Selection of ideal laser parameters for tissue welding is inhibited by poor understanding of the mechanism. We investigated structural changes in collagen molecules extracted from rat tail tendon ( > 90% type I collagen) after tissue welding using an 808 nm diode laser and indocyanine green dye applied to the weld site. Mobility patterns on SDS-PAGE were identical in the lasered and untreated tendon extracts with urea or acetic acid. Pepsin incubation after acetic acid extraction revealed a reduction of collagen alpha and beta bands in lasered compared with untreated specimens. Circular dichroism studies of rat tail tendon showed absence of helical structure in collagen from lasered tendon. No evidence for covalent bonding was present in laser-treated tissues. Collagen molecules are denatured by the laser wavelength and parameters used in this study. No significant amount of helical structure is regenerated on cooling.
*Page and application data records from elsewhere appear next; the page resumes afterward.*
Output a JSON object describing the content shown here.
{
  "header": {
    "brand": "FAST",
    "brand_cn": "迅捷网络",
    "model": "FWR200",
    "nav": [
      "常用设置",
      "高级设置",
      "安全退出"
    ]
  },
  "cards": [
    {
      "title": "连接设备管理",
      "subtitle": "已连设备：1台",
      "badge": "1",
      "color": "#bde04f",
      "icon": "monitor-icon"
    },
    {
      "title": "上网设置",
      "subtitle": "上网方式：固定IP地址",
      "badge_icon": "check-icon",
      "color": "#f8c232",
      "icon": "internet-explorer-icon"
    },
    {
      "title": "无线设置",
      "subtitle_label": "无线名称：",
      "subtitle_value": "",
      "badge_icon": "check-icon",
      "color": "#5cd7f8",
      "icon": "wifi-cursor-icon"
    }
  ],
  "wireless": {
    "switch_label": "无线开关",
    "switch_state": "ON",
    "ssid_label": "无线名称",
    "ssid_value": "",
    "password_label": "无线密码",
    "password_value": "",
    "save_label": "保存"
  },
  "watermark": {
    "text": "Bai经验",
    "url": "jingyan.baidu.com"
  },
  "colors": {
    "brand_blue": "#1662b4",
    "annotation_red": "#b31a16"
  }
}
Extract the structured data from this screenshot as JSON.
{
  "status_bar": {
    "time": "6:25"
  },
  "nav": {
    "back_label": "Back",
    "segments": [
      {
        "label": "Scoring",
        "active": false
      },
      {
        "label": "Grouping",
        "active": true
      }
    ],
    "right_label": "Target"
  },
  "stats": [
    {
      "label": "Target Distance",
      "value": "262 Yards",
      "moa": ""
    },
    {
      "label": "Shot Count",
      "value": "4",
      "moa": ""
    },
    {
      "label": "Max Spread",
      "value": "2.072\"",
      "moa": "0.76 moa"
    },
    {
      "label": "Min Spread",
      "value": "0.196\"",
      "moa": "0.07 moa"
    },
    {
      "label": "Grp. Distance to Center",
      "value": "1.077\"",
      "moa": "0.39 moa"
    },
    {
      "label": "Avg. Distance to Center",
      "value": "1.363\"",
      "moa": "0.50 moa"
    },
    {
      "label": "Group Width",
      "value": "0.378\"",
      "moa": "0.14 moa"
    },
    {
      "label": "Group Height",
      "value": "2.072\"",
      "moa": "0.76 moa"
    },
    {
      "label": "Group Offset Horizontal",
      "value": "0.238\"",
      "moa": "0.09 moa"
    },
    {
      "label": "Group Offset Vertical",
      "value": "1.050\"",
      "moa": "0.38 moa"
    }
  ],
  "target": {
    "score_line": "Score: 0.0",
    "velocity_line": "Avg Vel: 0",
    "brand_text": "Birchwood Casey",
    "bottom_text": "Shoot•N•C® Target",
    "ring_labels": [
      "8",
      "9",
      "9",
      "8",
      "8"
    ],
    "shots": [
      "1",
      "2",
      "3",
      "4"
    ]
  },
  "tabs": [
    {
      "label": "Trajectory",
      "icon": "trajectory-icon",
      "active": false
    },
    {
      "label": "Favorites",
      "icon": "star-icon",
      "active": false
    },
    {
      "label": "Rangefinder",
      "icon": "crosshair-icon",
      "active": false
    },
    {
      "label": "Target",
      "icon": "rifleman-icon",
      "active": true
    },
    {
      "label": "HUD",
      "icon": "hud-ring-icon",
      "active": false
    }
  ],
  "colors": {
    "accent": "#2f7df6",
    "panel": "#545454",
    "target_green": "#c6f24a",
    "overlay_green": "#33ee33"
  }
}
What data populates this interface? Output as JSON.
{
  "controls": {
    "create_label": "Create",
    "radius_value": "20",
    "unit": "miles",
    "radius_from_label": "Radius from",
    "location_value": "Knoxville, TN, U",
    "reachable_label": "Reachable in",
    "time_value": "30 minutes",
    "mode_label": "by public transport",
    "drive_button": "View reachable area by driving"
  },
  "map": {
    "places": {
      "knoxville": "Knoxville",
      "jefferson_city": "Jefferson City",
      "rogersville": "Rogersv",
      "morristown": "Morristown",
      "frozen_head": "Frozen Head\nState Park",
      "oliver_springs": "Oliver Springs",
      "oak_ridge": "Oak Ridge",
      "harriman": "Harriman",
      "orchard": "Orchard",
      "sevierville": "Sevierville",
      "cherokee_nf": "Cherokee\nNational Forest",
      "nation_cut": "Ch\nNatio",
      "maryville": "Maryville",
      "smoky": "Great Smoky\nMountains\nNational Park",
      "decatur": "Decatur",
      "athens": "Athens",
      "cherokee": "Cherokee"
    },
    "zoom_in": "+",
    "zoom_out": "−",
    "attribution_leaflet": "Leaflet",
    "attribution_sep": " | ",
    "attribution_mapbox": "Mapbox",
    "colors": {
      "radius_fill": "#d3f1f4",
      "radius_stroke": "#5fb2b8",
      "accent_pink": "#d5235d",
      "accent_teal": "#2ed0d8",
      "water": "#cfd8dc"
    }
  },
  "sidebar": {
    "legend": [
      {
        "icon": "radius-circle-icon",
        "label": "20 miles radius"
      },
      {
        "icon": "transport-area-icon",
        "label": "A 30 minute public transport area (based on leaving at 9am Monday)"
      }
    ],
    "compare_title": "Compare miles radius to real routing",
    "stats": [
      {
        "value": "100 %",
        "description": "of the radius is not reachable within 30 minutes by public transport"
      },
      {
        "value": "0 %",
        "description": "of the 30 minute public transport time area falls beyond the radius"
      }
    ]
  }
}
We conclude that non-covalent interactions between denatured collagen molecules may be responsible for the creation of tissue welding.
L. S. Bass, N. Moazami, J. Pocsidio, M. C. Oz, P. LoGerfo, M. R. Treat, "Changes in type I collagen following laser welding," Lasers in Surgery & Medicine,12, 500-5 (1992).